#### ABOUT THIS EXERCISE
For each line below, return an exact copy.

#### GIVEN RECORDS
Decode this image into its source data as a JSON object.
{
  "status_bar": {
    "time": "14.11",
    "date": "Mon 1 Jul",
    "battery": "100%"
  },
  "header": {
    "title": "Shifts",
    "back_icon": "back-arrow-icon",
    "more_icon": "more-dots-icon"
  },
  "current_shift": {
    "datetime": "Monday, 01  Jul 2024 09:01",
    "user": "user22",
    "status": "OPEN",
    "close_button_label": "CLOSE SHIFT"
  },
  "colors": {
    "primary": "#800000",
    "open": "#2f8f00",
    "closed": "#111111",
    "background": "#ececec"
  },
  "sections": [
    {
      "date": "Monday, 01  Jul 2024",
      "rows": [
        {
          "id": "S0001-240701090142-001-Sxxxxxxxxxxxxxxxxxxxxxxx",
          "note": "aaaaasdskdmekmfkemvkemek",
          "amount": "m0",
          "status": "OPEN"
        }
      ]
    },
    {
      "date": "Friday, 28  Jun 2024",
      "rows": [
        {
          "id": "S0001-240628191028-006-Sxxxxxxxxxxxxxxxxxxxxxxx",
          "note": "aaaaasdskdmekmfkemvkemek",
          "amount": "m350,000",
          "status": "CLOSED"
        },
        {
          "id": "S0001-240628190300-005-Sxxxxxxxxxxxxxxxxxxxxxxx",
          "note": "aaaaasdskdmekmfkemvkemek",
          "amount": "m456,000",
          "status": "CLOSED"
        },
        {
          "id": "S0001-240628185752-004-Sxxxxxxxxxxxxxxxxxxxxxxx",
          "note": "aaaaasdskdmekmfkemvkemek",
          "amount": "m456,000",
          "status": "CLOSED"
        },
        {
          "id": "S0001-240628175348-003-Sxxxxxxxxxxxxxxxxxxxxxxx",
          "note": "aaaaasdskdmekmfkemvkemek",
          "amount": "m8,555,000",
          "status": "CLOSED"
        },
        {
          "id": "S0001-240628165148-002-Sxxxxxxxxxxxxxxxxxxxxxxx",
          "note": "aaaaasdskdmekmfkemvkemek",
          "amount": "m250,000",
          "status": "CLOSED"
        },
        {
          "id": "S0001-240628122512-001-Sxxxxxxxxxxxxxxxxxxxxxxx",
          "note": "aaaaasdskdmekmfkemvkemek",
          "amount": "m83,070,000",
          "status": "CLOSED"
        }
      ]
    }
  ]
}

#### RESULT OF THIS EXERCISE
Decode this image into its source data as a JSON object.
{
  "status_bar": {
    "time": "14.11",
    "date": "Mon 1 Jul",
    "battery": "100%"
  },
  "header": {
    "title": "Shifts",
    "back_icon": "back-arrow-icon",
    "more_icon": "more-dots-icon"
  },
  "current_shift": {
    "datetime": "Monday, 01  Jul 2024 09:01",
    "user": "user22",
    "status": "OPEN",
    "close_button_label": "CLOSE SHIFT"
  },
  "colors": {
    "primary": "#800000",
    "open": "#2f8f00",
    "closed": "#111111",
    "background": "#ececec"
  },
  "sections": [
    {
      "date": "Monday, 01  Jul 2024",
      "rows": [
        {
          "id": "S0001-240701090142-001-Sxxxxxxxxxxxxxxxxxxxxxxx",
          "note": "aaaaasdskdmekmfkemvkemek",
          "amount": "m0",
          "status": "OPEN"
        }
      ]
    },
    {
      "date": "Friday, 28  Jun 2024",
      "rows": [
        {
          "id": "S0001-240628191028-006-Sxxxxxxxxxxxxxxxxxxxxxxx",
          "note": "aaaaasdskdmekmfkemvkemek",
          "amount": "m350,000",
          "status": "CLOSED"
        },
        {
          "id": "S0001-240628190300-005-Sxxxxxxxxxxxxxxxxxxxxxxx",
          "note": "aaaaasdskdmekmfkemvkemek",
          "amount": "m456,000",
          "status": "CLOSED"
        },
        {
          "id": "S0001-240628185752-004-Sxxxxxxxxxxxxxxxxxxxxxxx",
          "note": "aaaaasdskdmekmfkemvkemek",
          "amount": "m456,000",
          "status": "CLOSED"
        },
        {
          "id": "S0001-240628175348-003-Sxxxxxxxxxxxxxxxxxxxxxxx",
          "note": "aaaaasdskdmekmfkemvkemek",
          "amount": "m8,555,000",
          "status": "CLOSED"
        },
        {
          "id": "S0001-240628165148-002-Sxxxxxxxxxxxxxxxxxxxxxxx",
          "note": "aaaaasdskdmekmfkemvkemek",
          "amount": "m250,000",
          "status": "CLOSED"
        },
        {
          "id": "S0001-240628122512-001-Sxxxxxxxxxxxxxxxxxxxxxxx",
          "note": "aaaaasdskdmekmfkemvkemek",
          "amount": "m83,070,000",
          "status": "CLOSED"
        }
      ]
    }
  ]
}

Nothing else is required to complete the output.